- **Work instruction**: Only lines with the word "text" are wanted; copy each of them from the listing below.

- **Information given**:
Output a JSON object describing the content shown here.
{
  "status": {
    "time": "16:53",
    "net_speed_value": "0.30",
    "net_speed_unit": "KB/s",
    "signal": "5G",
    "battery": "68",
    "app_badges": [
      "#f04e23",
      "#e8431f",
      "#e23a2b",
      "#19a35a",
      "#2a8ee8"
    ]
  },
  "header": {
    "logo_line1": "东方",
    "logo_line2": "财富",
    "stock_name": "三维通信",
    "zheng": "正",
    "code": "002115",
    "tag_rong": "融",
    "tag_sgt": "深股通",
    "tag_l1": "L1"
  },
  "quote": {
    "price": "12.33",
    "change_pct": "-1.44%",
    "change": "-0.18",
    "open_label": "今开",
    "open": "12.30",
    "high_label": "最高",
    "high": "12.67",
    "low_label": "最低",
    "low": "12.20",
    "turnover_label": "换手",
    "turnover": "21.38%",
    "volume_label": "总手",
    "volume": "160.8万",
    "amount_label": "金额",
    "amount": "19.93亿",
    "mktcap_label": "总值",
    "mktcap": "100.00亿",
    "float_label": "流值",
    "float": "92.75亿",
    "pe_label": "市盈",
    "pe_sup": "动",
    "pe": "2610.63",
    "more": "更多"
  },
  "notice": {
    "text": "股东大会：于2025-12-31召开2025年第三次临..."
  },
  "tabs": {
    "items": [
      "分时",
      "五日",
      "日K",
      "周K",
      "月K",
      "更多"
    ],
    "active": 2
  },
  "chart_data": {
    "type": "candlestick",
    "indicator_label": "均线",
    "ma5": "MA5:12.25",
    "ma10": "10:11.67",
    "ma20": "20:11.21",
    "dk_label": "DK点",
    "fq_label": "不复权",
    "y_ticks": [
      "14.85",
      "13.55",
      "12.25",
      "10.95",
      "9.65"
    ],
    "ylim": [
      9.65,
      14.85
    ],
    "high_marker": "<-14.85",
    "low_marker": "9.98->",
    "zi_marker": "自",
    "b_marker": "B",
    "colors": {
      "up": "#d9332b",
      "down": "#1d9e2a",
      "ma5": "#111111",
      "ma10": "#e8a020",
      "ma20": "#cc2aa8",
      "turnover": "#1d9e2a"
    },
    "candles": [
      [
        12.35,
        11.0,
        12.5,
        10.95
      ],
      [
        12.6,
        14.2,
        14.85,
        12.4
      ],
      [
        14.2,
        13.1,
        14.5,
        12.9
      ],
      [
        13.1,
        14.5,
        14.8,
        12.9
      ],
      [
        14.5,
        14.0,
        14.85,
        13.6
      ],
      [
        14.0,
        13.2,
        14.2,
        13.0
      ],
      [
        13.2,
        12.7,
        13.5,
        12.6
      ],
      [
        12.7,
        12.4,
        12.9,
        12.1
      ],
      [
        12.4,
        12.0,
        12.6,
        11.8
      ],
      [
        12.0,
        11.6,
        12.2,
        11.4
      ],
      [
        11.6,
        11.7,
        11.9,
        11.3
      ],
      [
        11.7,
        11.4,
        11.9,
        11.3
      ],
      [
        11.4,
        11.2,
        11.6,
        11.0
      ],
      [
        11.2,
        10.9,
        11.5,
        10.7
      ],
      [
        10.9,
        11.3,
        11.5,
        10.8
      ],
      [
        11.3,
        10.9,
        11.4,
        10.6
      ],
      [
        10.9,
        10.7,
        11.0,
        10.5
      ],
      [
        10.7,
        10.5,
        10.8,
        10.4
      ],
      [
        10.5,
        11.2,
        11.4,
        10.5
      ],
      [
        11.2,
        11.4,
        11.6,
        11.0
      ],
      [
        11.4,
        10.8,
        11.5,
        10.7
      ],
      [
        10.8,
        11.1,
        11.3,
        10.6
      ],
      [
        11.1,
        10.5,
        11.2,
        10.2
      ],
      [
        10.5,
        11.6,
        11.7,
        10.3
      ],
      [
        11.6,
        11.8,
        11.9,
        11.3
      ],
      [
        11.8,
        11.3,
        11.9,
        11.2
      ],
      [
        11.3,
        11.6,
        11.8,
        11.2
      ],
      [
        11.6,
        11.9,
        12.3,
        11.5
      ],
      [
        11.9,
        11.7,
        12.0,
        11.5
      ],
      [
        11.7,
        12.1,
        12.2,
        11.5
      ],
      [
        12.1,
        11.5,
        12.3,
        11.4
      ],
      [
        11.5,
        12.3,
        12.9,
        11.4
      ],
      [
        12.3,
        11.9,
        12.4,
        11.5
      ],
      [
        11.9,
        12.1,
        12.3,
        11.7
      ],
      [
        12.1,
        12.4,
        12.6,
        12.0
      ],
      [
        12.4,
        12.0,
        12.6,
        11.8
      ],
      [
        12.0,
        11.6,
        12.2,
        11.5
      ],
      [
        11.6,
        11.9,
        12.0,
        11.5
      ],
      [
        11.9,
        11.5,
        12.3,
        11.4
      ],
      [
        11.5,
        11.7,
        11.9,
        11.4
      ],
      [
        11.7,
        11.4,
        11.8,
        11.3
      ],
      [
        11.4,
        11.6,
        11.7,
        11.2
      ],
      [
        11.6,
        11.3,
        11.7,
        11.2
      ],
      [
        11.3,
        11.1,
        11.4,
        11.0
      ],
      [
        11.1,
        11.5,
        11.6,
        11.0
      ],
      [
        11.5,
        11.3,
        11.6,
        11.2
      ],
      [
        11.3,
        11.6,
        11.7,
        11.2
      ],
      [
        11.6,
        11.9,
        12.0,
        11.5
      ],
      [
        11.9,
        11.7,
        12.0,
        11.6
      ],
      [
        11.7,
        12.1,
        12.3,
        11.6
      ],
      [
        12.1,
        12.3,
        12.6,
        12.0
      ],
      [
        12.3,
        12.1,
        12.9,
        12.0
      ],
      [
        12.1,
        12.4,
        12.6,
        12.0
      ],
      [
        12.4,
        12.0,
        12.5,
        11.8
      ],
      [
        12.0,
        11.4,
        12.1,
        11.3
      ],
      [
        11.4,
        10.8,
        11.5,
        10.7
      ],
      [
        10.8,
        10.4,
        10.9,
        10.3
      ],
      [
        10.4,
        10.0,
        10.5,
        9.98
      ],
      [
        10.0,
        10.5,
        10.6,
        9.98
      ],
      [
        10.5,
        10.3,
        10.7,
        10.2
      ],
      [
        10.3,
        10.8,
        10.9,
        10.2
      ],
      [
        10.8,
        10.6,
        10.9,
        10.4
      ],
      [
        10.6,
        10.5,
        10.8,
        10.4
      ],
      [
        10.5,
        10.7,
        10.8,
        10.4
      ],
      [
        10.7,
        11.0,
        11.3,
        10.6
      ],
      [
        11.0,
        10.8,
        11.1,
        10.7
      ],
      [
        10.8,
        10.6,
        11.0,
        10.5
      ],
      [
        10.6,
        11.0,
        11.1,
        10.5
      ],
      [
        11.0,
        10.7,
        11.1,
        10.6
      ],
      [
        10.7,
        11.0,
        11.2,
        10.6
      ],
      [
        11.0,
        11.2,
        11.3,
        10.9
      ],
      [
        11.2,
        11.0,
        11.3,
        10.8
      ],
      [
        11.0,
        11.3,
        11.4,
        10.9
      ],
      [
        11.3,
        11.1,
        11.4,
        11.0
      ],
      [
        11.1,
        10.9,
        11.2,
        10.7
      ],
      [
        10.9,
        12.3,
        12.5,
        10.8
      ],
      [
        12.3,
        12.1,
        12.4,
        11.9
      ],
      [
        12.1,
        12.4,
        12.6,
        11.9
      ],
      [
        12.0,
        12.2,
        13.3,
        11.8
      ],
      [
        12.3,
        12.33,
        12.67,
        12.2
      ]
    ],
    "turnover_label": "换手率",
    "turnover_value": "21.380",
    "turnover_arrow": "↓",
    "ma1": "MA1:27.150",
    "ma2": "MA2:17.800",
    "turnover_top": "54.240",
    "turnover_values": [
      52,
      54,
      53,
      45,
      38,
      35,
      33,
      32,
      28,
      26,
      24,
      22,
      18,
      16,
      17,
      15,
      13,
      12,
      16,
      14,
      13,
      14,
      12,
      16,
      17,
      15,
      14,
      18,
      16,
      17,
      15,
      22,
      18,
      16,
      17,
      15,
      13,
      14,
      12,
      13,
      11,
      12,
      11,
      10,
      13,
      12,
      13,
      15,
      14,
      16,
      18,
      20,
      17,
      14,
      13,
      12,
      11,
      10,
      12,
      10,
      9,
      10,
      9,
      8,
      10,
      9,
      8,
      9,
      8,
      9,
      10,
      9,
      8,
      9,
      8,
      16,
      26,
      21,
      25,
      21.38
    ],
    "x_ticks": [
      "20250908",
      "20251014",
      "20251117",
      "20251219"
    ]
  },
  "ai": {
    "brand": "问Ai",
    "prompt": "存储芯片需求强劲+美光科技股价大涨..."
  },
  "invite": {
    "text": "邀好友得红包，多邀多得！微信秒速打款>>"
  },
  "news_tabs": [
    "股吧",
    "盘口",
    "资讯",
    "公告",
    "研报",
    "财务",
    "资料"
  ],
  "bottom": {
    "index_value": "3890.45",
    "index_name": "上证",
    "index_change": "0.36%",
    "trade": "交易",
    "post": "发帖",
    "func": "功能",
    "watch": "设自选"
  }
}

- **Response to this task**:
    "text": "股东大会：于2025-12-31召开2025年第三次临..."
    "text": "邀好友得红包，多邀多得！微信秒速打款>>"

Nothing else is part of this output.